“Supercomputers inform us about novel and more efficient ways of using combustion engines and give us new energy solutions in different areas of science,” Professor Dongarra said.
Speaking about the downsides of supercomputers, namely their requirement of massive storage drives, Jack Dongarra said that supercomputers need a tremendous amount of data and consume a lot of power that does not necessarily go into the computer itself.
“The supercomputers we have today require up to 10 megawatts of power and are the size of a basketball pitch.
When asked about the countries that now lead the world in the field of supercomputer design and use, Dr. Dongarra said that “China made tremendous investment in high-performance computing over last 15 years.”
He added that US government officials warned at a meeting in September 2016 that the country was in danger of losing its leadership in supercomputers to China.
“Supercomputers require tremendous investments in terms of financial investments and also in terms of science that goes with the calculations necessary to make proper use of these machines,” Jack Dongarra noted.
He added that the US is no longer number one in terms of computer hardware that makes the computers work. He said that China was investing massively in the development and production of such hardware and also software and that in almost every computer now at work in the world one can find China-made parts.
In 2016, a Chinese supercomputer built using domestic chip technology was declared the world’s fastest and reflected the country’s waning reliance on US semiconductor technology.

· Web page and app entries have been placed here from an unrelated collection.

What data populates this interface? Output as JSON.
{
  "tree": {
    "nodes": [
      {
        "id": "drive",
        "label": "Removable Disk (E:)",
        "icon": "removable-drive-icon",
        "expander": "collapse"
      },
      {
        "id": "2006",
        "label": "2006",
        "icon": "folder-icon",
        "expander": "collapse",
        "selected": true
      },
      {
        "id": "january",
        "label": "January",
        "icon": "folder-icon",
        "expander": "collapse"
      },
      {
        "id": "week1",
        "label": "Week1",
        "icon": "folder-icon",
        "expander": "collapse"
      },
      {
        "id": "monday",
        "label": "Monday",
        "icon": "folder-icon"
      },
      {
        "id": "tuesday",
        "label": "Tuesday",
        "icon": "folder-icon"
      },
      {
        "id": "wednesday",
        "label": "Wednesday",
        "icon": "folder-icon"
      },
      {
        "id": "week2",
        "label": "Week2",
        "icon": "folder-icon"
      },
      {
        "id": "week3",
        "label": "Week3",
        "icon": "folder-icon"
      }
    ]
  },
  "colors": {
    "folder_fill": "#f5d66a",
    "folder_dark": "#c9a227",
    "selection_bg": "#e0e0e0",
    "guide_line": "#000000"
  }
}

The Sunway TaihuLight is capable of performing 93 quadrillion calculations per second and is roughly five times more powerful than the speediest US system.